Collect every line below that contains the word "table".

Recorded data:

########

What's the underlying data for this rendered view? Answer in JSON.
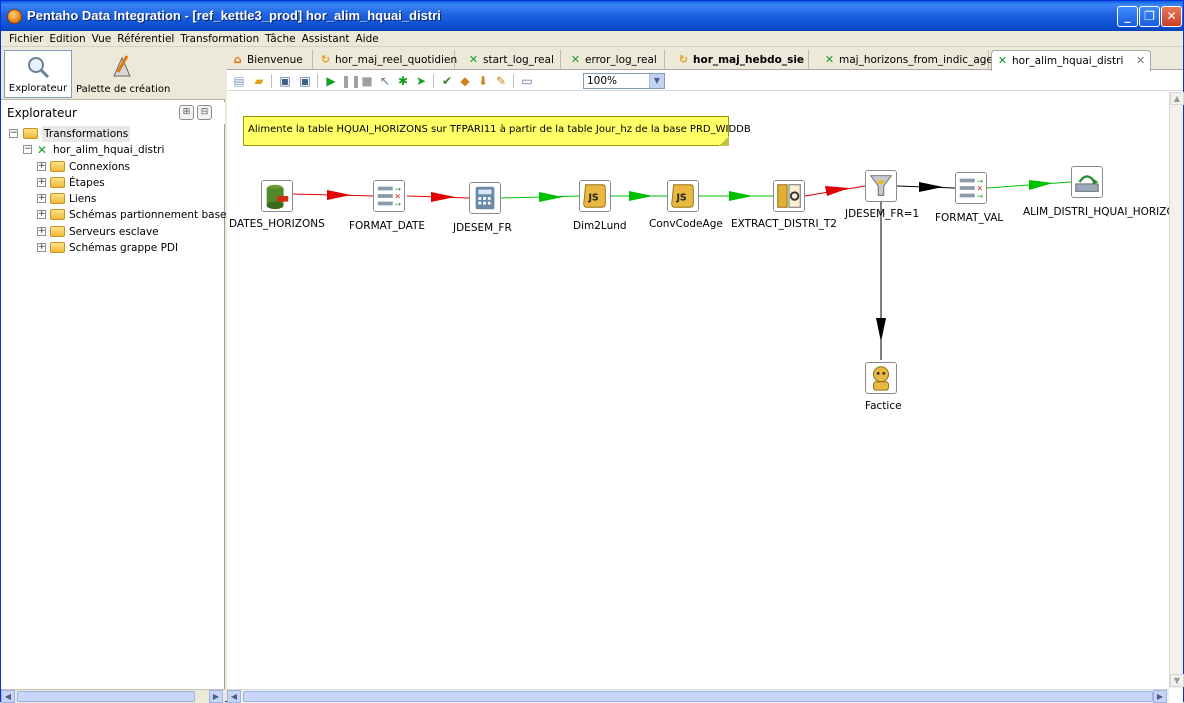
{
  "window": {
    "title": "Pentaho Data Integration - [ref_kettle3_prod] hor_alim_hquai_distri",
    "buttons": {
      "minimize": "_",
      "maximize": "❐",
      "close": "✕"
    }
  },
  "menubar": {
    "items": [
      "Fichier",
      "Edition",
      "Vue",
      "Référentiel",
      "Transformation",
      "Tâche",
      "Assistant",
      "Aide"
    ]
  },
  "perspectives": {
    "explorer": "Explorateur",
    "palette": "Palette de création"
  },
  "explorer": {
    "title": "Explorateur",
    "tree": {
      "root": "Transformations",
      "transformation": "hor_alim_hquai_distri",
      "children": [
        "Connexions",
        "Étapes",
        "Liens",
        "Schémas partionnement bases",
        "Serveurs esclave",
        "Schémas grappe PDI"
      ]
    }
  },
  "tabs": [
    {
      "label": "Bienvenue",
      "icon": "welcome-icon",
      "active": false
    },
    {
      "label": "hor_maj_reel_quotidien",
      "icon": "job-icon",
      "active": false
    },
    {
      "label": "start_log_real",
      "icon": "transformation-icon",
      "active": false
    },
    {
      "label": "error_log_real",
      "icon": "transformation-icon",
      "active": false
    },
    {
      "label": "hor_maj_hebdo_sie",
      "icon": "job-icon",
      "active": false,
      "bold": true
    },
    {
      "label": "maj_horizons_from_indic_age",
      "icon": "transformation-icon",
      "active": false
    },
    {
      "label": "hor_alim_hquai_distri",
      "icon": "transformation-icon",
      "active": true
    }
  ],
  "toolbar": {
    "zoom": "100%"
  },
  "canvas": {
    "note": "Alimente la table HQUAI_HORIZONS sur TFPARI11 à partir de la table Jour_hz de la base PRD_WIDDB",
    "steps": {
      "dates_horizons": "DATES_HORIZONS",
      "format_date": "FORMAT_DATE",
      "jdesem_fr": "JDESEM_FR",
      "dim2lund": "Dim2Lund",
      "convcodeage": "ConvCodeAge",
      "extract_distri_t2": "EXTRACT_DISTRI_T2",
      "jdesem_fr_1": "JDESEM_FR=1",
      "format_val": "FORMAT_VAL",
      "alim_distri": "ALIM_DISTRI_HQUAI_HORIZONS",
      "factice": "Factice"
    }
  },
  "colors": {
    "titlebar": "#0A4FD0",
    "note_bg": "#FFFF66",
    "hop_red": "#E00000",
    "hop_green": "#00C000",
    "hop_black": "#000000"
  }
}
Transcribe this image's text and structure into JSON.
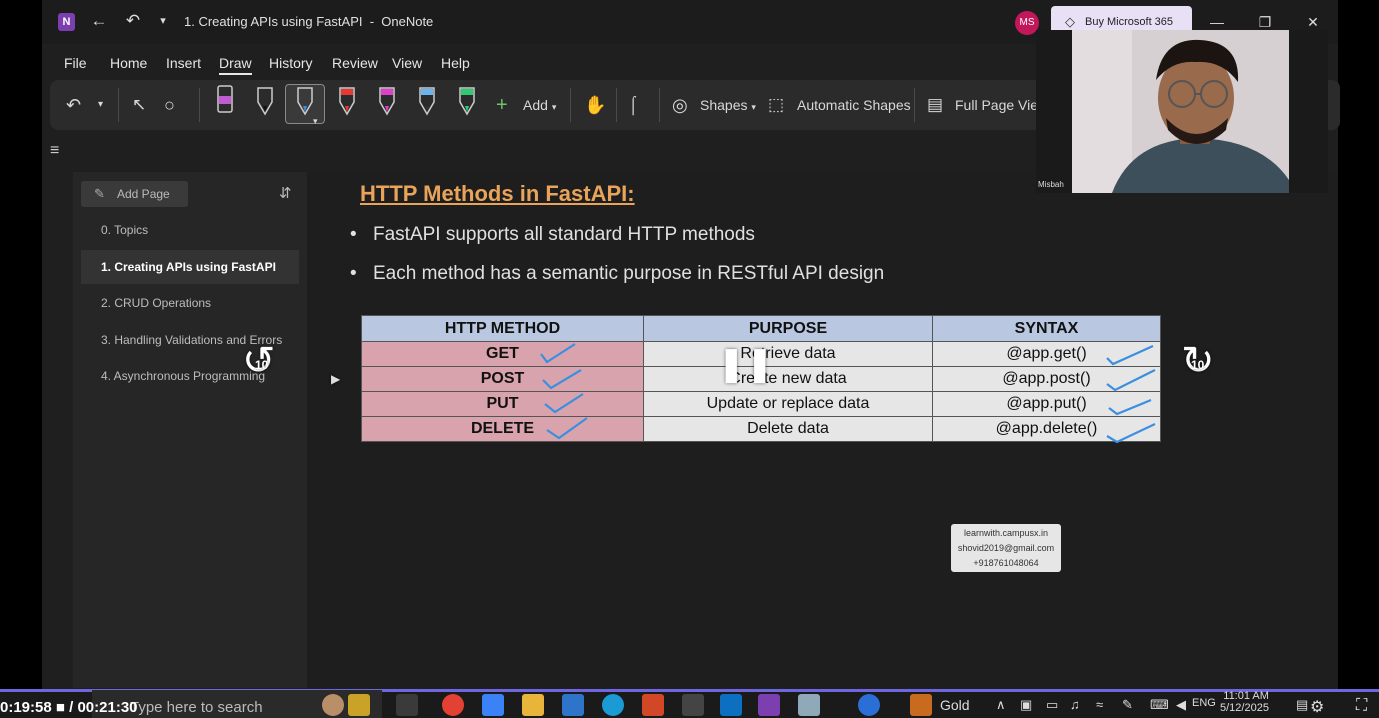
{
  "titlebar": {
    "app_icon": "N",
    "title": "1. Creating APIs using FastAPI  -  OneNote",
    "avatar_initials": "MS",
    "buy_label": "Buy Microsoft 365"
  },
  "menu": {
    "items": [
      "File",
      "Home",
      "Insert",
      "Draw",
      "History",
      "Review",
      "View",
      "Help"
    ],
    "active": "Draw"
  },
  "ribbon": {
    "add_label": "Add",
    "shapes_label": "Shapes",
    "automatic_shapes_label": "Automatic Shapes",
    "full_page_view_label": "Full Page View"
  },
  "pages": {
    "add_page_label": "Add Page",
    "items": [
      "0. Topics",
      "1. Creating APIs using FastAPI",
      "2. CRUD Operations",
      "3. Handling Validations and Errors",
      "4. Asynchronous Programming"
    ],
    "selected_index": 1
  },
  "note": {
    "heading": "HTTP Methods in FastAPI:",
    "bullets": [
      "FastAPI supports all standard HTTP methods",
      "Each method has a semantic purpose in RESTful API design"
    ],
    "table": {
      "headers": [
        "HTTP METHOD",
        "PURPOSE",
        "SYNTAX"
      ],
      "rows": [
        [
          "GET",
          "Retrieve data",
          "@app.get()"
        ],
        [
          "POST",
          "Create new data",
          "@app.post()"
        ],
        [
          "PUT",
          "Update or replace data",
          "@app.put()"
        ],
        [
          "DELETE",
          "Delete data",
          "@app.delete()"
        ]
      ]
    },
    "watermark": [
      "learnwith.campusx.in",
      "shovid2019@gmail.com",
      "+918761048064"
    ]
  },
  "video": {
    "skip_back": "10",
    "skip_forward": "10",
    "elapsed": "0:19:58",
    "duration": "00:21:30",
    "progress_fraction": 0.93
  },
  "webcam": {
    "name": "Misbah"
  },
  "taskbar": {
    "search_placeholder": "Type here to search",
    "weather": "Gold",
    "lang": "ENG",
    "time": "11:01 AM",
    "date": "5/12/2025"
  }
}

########

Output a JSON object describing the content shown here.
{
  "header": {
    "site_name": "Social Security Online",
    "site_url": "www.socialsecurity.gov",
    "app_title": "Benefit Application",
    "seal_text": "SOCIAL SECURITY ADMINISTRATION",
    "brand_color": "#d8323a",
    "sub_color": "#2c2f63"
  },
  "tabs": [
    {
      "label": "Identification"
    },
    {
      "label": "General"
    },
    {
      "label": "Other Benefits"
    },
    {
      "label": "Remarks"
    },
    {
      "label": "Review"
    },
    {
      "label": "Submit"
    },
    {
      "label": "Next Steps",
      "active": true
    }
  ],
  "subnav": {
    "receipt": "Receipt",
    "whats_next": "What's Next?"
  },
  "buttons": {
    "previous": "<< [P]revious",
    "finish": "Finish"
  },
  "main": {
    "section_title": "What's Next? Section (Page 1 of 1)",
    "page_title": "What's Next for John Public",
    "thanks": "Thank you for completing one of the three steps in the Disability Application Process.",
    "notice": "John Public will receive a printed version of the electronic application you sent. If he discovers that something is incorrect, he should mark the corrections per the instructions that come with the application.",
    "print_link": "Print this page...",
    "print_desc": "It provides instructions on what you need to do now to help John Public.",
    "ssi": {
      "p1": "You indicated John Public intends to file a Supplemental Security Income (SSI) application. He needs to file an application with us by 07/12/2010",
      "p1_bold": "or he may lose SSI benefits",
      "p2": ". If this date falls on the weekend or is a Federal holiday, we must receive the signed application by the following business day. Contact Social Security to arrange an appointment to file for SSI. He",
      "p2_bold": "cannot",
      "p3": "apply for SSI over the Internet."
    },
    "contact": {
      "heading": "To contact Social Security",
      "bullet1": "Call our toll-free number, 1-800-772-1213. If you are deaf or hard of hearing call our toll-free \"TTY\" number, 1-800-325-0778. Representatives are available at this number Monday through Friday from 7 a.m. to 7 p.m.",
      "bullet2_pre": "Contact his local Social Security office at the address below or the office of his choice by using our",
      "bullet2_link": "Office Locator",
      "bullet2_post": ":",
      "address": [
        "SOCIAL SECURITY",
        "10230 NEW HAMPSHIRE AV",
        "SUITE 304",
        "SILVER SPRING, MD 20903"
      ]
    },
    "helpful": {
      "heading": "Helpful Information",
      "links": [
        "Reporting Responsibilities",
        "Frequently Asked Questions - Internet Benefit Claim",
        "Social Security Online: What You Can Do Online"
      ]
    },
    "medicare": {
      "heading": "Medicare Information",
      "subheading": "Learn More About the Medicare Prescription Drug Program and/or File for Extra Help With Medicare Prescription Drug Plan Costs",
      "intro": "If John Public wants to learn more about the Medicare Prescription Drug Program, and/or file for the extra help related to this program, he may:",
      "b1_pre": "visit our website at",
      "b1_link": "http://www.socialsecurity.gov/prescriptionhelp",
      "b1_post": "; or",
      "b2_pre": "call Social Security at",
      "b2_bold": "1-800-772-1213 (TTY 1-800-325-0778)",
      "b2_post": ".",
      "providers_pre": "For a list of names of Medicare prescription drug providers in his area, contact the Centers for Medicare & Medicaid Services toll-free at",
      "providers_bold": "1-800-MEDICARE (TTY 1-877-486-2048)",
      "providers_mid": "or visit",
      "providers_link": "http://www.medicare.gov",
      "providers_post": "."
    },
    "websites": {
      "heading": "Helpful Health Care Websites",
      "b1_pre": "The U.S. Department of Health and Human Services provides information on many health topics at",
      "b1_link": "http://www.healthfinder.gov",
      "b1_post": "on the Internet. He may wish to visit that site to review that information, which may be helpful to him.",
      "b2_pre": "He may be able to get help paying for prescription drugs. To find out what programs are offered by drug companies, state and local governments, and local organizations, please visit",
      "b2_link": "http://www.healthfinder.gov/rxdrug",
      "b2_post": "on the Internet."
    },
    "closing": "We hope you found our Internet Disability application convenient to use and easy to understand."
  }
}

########

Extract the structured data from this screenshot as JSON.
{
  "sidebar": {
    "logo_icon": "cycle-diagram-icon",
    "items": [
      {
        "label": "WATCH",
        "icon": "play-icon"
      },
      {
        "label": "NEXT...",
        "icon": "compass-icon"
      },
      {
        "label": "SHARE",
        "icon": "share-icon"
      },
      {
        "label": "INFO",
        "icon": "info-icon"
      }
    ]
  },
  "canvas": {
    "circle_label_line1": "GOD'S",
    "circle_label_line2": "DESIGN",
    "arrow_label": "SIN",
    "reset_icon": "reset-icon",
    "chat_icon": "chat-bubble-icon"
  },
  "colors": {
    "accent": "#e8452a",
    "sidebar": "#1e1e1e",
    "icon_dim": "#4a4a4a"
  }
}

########

* **Output for this task**:
    "note": "Alimente la table HQUAI_HORIZONS sur TFPARI11 à partir de la table Jour_hz de la base PRD_WIDDB",
    "table": {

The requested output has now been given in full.